In 1941, the name of the business was changed to “Charlie’s Auto and Sport Shop,” a title that summarized the types of merchandise for sale there. The 1941 City Directory listing for the business carried the description, “Nationally Advertised Sport Goods At Lowest Prices, Complete Auto Accessories.”

By 1946, the name “Charlie’s Store” was prominently displayed on a large lighted sign mounted in the second floor over the building’s Court Street entrance. The sign was visible for several blocks east and west of the building

Kribs was a regular advertiser in the Daily Journal, often using humor to capture the attention of potential customers. A June 1946, ad displayed the word “SUCKERS?” in large type followed by the line, “No, Not You. Just Want You to Read This.” The ad went on to list such items as hip boots, cane poles, nylon line, seines, minnow buckets, and fishing lures such as Hawaiian Wigglers and “jitterbugs.” The same ad included a description of a combination radio/record player “designed for better living.” The store’s line of merchandise had broadened by that time to include “lite hardware” and “household appliances.”

The phrase “Charlie Says:” appeared at the top of many of his ads, followed by a pithy saying (for example, “Imitation is the best of compliments”) or a comment on the advertised merchandise. A December, 1946, ad promoted car battery chargers, “Rocket Pens” that would write for “15 years without filling,” Christmas tree stands, flashlights, auto spotlights, and chrome grille guards. Charlie’s comment: “These Gifts Are Equally As Good for a Lady Santa Claus.”

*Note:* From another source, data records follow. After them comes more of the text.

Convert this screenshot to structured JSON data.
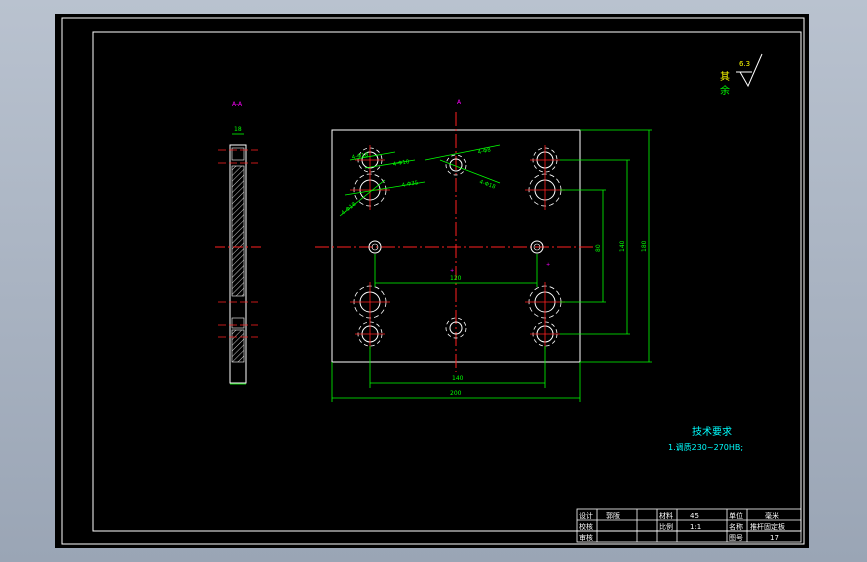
{
  "drawing": {
    "roughness_symbol": {
      "value": "6.3",
      "note_line1": "其",
      "note_line2": "余"
    },
    "dimensions": {
      "horizontal_inner": "120",
      "horizontal_mid": "140",
      "horizontal_overall": "200",
      "vertical_inner": "80",
      "vertical_mid": "140",
      "vertical_overall": "180",
      "thickness": "18"
    },
    "hole_callouts": [
      "4-Φ18",
      "4-Φ10",
      "4-Φ35",
      "4-Φ18",
      "4-Φ8",
      "4-Φ18"
    ],
    "section_marks": {
      "top": "A",
      "side": "A-A"
    }
  },
  "technical_requirements": {
    "title": "技术要求",
    "items": [
      "1.调质230~270HB;"
    ]
  },
  "title_block": {
    "designed_label": "设计",
    "designer_name": "郭阪",
    "checked_label": "校核",
    "approved_label": "审核",
    "material_label": "材料",
    "material_value": "45",
    "scale_label": "比例",
    "scale_value": "1:1",
    "unit_label": "单位",
    "unit_value": "毫米",
    "name_label": "名称",
    "name_value": "推杆固定板",
    "drawing_no_label": "图号",
    "drawing_no_value": "17"
  },
  "colors": {
    "background": "#000000",
    "border": "#ffffff",
    "center_line": "#ff2020",
    "dimension": "#00ff00",
    "text_cyan": "#00ffff",
    "hatch": "#ffffff",
    "magenta": "#ff00ff",
    "yellow": "#ffff00"
  }
}
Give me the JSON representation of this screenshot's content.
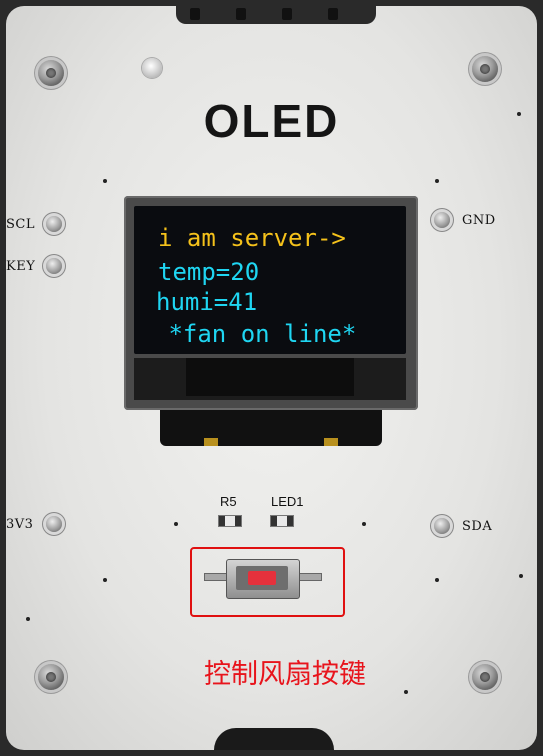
{
  "module_title": "OLED",
  "pin_labels": {
    "scl": "SCL",
    "key": "KEY",
    "gnd": "GND",
    "v3v3": "3V3",
    "sda": "SDA"
  },
  "oled_display": {
    "line1": "i am server->",
    "line2": "temp=20",
    "line3": "humi=41",
    "line4": " *fan on line*"
  },
  "component_labels": {
    "r5": "R5",
    "led1": "LED1"
  },
  "annotation": "控制风扇按键",
  "colors": {
    "oled_yellow": "#f5c21b",
    "oled_cyan": "#1fd6f2",
    "annotation_red": "#e8141c"
  }
}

In the photo accompanying the Portrait Gallery article, a small sign stating “I Am A Doer” is visible behind Kribs’ desk. It sums up the businessman’s energetic approach to life — in addition to running his business, he was deeply involved in the community. His business sponsored a number of baseball, softball and bowling teams, while he was personally active in the Chamber of Commerce, Community Chest campaigns, Boy Scouts, the Catholic Youth Organization, the Kankakee County Democratic Central Committee, and several fraternal organizations. After retiring from business in 1961, he served for a number of years as a Kankakee County juvenile probation officer.

“Charlie” Kribs died on May 14, 1991, at the age of 91.

Jack Klasey is a former Journal reporter and a retired publishing executive. He can be contacted through the Daily Journal at editors@daily-journal.com or directly at jwklasey@comcast.net.